#### Required work:
Below are some records; find each line that carries the word "icon" and copy it.

#### Given records:
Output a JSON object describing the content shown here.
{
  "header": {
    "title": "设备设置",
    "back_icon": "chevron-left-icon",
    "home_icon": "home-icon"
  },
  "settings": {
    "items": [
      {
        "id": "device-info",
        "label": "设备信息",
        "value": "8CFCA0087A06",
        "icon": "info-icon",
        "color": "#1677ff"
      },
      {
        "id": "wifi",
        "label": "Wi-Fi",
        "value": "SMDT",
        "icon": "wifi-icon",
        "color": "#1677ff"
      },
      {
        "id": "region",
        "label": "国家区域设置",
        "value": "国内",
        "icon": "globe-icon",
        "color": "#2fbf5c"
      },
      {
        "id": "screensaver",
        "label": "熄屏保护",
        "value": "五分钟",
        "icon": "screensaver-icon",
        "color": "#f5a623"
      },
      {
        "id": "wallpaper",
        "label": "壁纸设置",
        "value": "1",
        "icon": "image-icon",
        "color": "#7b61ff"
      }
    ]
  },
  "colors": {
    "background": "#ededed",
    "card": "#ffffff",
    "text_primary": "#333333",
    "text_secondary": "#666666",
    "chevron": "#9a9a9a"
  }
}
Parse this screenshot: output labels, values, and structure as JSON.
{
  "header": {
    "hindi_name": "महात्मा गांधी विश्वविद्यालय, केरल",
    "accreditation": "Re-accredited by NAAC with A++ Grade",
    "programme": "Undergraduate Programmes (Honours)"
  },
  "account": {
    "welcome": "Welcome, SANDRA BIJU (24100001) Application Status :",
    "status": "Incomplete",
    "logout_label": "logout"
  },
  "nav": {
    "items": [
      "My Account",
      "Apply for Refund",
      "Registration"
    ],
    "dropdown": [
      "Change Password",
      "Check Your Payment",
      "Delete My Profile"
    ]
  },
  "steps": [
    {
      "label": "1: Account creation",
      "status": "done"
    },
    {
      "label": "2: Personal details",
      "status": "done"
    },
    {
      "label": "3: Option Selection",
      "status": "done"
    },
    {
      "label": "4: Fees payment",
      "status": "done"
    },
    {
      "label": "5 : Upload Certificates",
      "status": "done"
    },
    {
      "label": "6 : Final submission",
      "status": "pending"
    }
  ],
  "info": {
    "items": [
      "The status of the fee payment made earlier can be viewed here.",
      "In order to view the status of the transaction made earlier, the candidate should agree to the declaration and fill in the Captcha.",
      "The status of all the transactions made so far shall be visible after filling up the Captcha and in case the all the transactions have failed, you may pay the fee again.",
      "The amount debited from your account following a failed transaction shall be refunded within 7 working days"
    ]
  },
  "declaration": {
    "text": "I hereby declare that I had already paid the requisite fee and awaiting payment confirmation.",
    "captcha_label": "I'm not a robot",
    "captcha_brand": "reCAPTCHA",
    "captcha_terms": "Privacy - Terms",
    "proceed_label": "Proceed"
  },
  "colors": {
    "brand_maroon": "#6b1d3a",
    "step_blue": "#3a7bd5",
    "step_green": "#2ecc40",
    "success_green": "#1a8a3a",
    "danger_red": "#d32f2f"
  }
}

#### Answer space:
    "back_icon": "chevron-left-icon",
    "home_icon": "home-icon"
        "icon": "info-icon",
        "icon": "wifi-icon",
        "icon": "globe-icon",
        "icon": "screensaver-icon",
        "icon": "image-icon",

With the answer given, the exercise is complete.